As the Paris Agreement calls out, it is imperative to avoid catastrophic increases in global temperatures, and to create an environment in which agricultural production can be adapt the climate perturbations that are already inevitable. It is widely agreed that agriculture is a significant contributor to climate change, as well as the sector that is most hurt by it. But the estimates for agriculture’s role in greenhouse gas production vary widely. Thus, while agricultural innovations must be part of the solution set that addresses climate change, there is little consensus on the roles that agriculture can play in climate change mitigation. The science and policy instruments that support agricultural change are likewise hampered by the lack of a shared narrative on agriculture and climate change. While the body of literature on the relationships between climate change and agriculture is significant, few reports focus on impacts and opportunities for climate change and food systems and how this can be channeled into national commitments to reducing greenhouse gas emissions (as reflected in Intended Nationally Determined Contributions or INDCs). There is insufficient clarity on the ways in which agricultural science and policy can help to inform and align the financial flows that are needed to reduce impacts and make opportunities actionable. Due to regional variation of agriculture in a changing climate, most reports on the links between agriculture and greenhouse gas production focus on a sub-sector, specific region, or country. There have also been varying degrees of controversy around certain climate change and agriculture terminology; climate-smart agriculture is one such contested concept. In addition to being limited in focus, scale, and terminology, existing reports have lacked robust dissemination and communication channels to ensure key messages reach intended audiences. Few resources have accounted for the unique nature and multiple roles of the food system. While many efforts have contributed to progress in bringing agricultural production into the climate spotlight, very few reports include food systems in a holistic way. Limiting global temperature increase requires that countries harness the mitigation potential of agriculture and food systems. Building on prior individual studies, there is an urgent need to determine the collective implications of the existing body of work, which could prompt enhanced national level ambitions, commitments, contributions, and policy, and to catalyze more effective financial flows in order to make opportunities actionable. The Meridian Institute, founded in 1997, has a long history of tackling complex issues through collaborative process design and mediation, particularly in the area of agriculture and food systems. With that experience and expertise, the organization has unique potential to implement this timely and important effort to address the missing meta-narrative around climate, food, and agricultural systems.
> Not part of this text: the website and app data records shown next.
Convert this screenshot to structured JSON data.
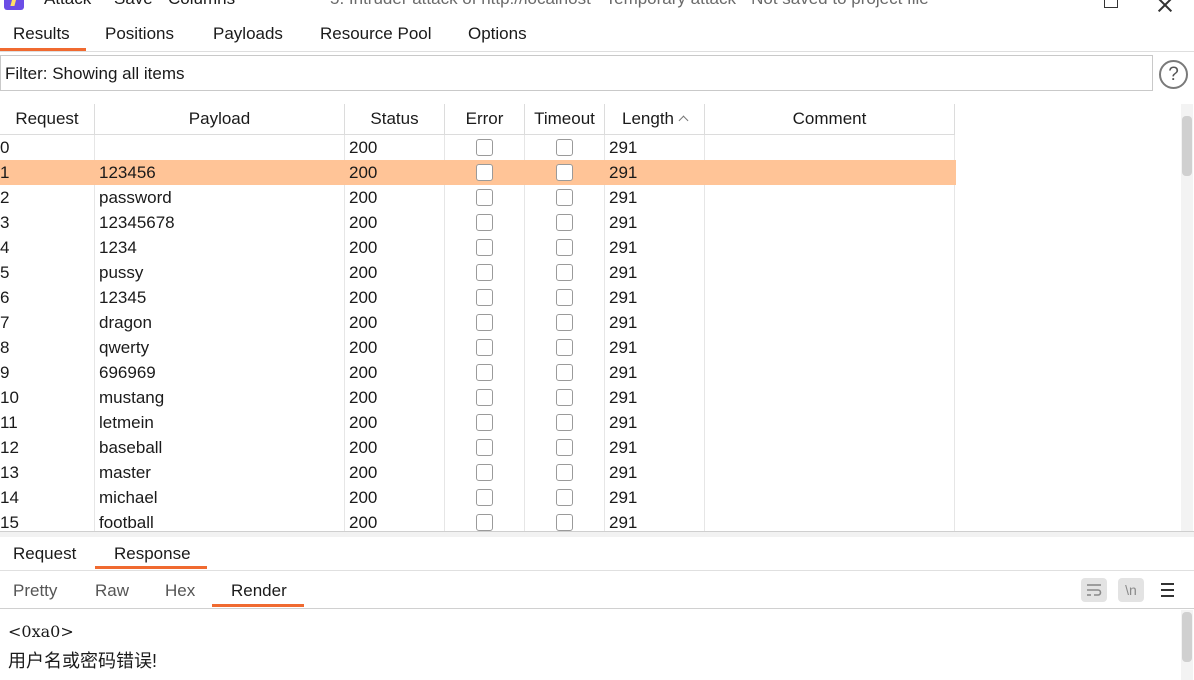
{
  "titlebar": {
    "menu": [
      "Attack",
      "Save",
      "Columns"
    ],
    "window_title": "5. Intruder attack of http://localhost - Temporary attack - Not saved to project file"
  },
  "main_tabs": [
    "Results",
    "Positions",
    "Payloads",
    "Resource Pool",
    "Options"
  ],
  "active_main_tab": "Results",
  "filter": {
    "text": "Filter: Showing all items",
    "help_label": "?"
  },
  "table": {
    "columns": [
      "Request",
      "Payload",
      "Status",
      "Error",
      "Timeout",
      "Length",
      "Comment"
    ],
    "sorted_column": "Length",
    "sort_direction": "ascending",
    "selected_row": 1,
    "rows": [
      {
        "request": "0",
        "payload": "",
        "status": "200",
        "error": false,
        "timeout": false,
        "length": "291",
        "comment": ""
      },
      {
        "request": "1",
        "payload": "123456",
        "status": "200",
        "error": false,
        "timeout": false,
        "length": "291",
        "comment": ""
      },
      {
        "request": "2",
        "payload": "password",
        "status": "200",
        "error": false,
        "timeout": false,
        "length": "291",
        "comment": ""
      },
      {
        "request": "3",
        "payload": "12345678",
        "status": "200",
        "error": false,
        "timeout": false,
        "length": "291",
        "comment": ""
      },
      {
        "request": "4",
        "payload": "1234",
        "status": "200",
        "error": false,
        "timeout": false,
        "length": "291",
        "comment": ""
      },
      {
        "request": "5",
        "payload": "pussy",
        "status": "200",
        "error": false,
        "timeout": false,
        "length": "291",
        "comment": ""
      },
      {
        "request": "6",
        "payload": "12345",
        "status": "200",
        "error": false,
        "timeout": false,
        "length": "291",
        "comment": ""
      },
      {
        "request": "7",
        "payload": "dragon",
        "status": "200",
        "error": false,
        "timeout": false,
        "length": "291",
        "comment": ""
      },
      {
        "request": "8",
        "payload": "qwerty",
        "status": "200",
        "error": false,
        "timeout": false,
        "length": "291",
        "comment": ""
      },
      {
        "request": "9",
        "payload": "696969",
        "status": "200",
        "error": false,
        "timeout": false,
        "length": "291",
        "comment": ""
      },
      {
        "request": "10",
        "payload": "mustang",
        "status": "200",
        "error": false,
        "timeout": false,
        "length": "291",
        "comment": ""
      },
      {
        "request": "11",
        "payload": "letmein",
        "status": "200",
        "error": false,
        "timeout": false,
        "length": "291",
        "comment": ""
      },
      {
        "request": "12",
        "payload": "baseball",
        "status": "200",
        "error": false,
        "timeout": false,
        "length": "291",
        "comment": ""
      },
      {
        "request": "13",
        "payload": "master",
        "status": "200",
        "error": false,
        "timeout": false,
        "length": "291",
        "comment": ""
      },
      {
        "request": "14",
        "payload": "michael",
        "status": "200",
        "error": false,
        "timeout": false,
        "length": "291",
        "comment": ""
      },
      {
        "request": "15",
        "payload": "football",
        "status": "200",
        "error": false,
        "timeout": false,
        "length": "291",
        "comment": ""
      }
    ]
  },
  "detail_tabs": [
    "Request",
    "Response"
  ],
  "active_detail_tab": "Response",
  "view_tabs": [
    "Pretty",
    "Raw",
    "Hex",
    "Render"
  ],
  "active_view_tab": "Render",
  "toolbar": {
    "wrap_icon": "text-wrap-icon",
    "newline_icon": "\\n",
    "menu_icon": "hamburger-menu-icon"
  },
  "render": {
    "line1": "<0xa0>",
    "line2": "用户名或密码错误!"
  },
  "colors": {
    "accent": "#f06a30",
    "selected_row": "#ffc497",
    "logo": "#6b4de6"
  }
}
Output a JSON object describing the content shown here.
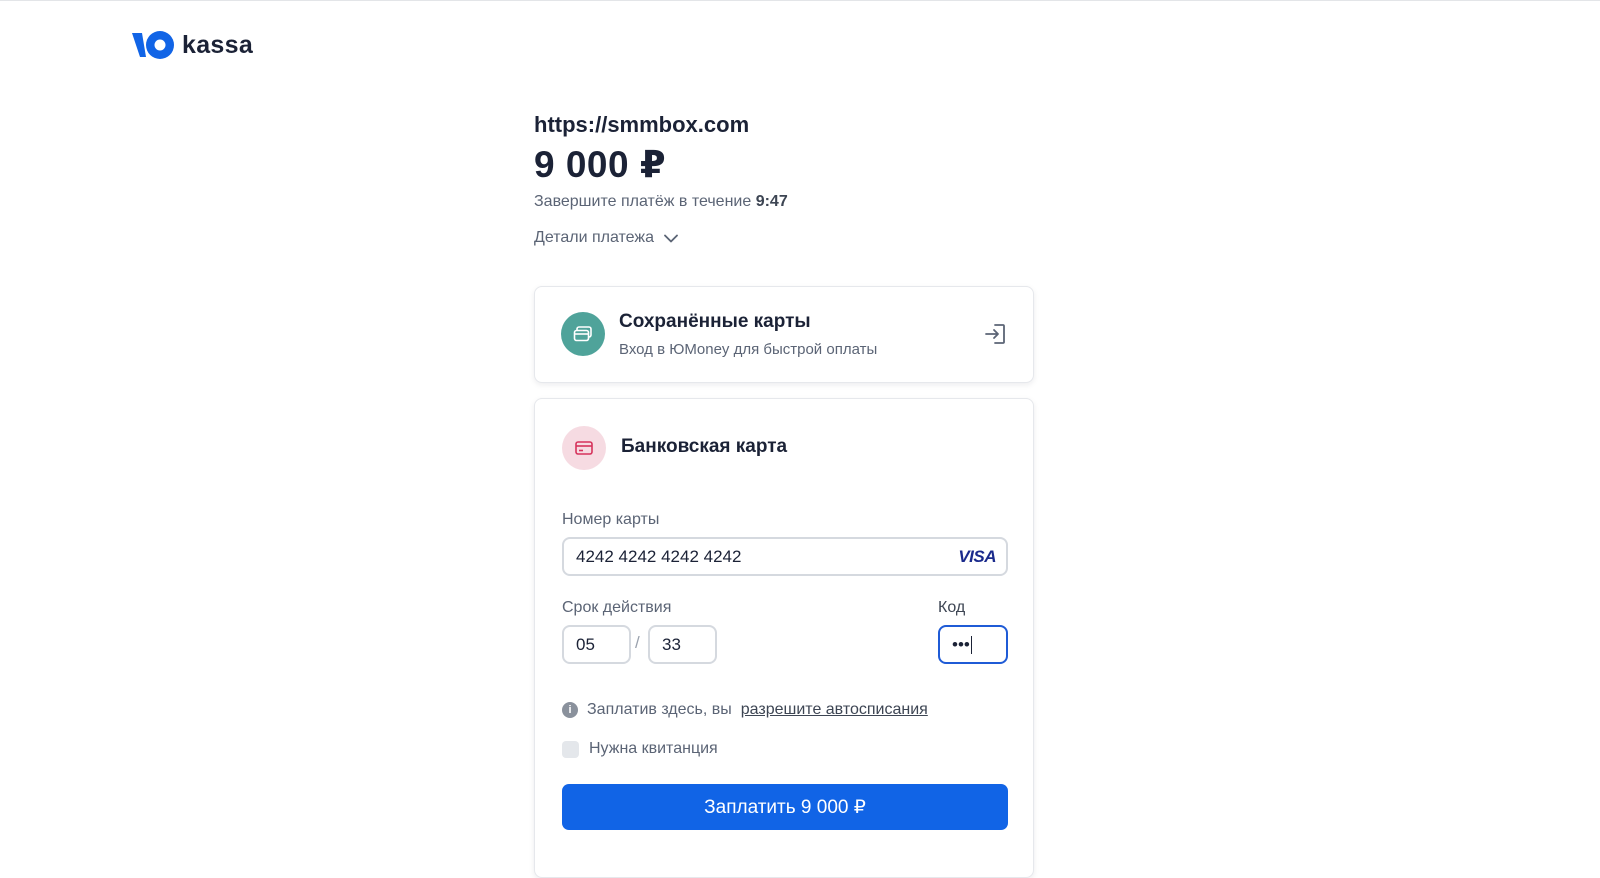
{
  "brand": {
    "logo_text": "kassa"
  },
  "payment": {
    "merchant": "https://smmbox.com",
    "amount": "9 000 ₽",
    "timer_text": "Завершите платёж в течение",
    "timer_value": "9:47",
    "details_label": "Детали платежа"
  },
  "saved_cards": {
    "title": "Сохранённые карты",
    "subtitle": "Вход в ЮMoney для быстрой оплаты"
  },
  "bank_card": {
    "title": "Банковская карта",
    "number_label": "Номер карты",
    "number_value": "4242 4242 4242 4242",
    "brand_mark": "VISA",
    "expiry_label": "Срок действия",
    "expiry_month": "05",
    "expiry_separator": "/",
    "expiry_year": "33",
    "cvc_label": "Код",
    "cvc_value": "•••"
  },
  "autopay": {
    "text": "Заплатив здесь, вы",
    "link": "разрешите автосписания"
  },
  "receipt": {
    "label": "Нужна квитанция"
  },
  "pay_button": {
    "label": "Заплатить 9 000 ₽"
  },
  "colors": {
    "accent": "#1164e6",
    "teal": "#4fa39a",
    "pink": "#f6dbe2",
    "focus": "#1f5bd6"
  },
  "icons": [
    "logo-mark-icon",
    "chevron-down-icon",
    "cards-icon",
    "login-arrow-icon",
    "bank-card-icon",
    "info-icon"
  ]
}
This two-year effort is systematically building a globally recognized, trusted metanarrative about the nexus between climate change and food systems and using it to stimulate coordinated research, policy, and action to implement the changes needed to avoid catastrophic change.There is mounting scientific evidence that we cannot achieve the global goal of limiting the global temperature increase to 2ºC without harnessing the mitigation potential of agriculture and food systems, from production and consumption. Currently, farmers, ranchers, and consumers around the world are already seeing the detrimental impacts of climate change on food production, food prices, and food security. There are a myriad of factors—politics, global trade, lack of trusted information, national and food security, food sovereignty, historical responsibility—that excluded agriculture and food systems from the Paris Agreement, save for a few references to safeguarding food production and security.This project is aligned with the CCRP’s objective of supporting collaborative research to support sustainable agriculture and food systems in its systemic, multi-sector approach. It is bringing together disparate existing research efforts and initiatives in order to collaboratively develop a global meta-narrative around climate change and food systems that inform and are informed by CCRP research efforts.Meridian seeks to contribute significantly to:An emerging global consensus about the critical potential for agriculture and food systems in both mitigating and adapting to climate change, including greater certainty of agriculture’s mitigation potential;More widespread inclusion of agriculture and food systems in how INDCs are implemented;Increased recognition of the need for a global accounting framework for agriculture; andGreater global momentum to have some explicit involvement of and engagement with the agriculture and food sectors at COP22.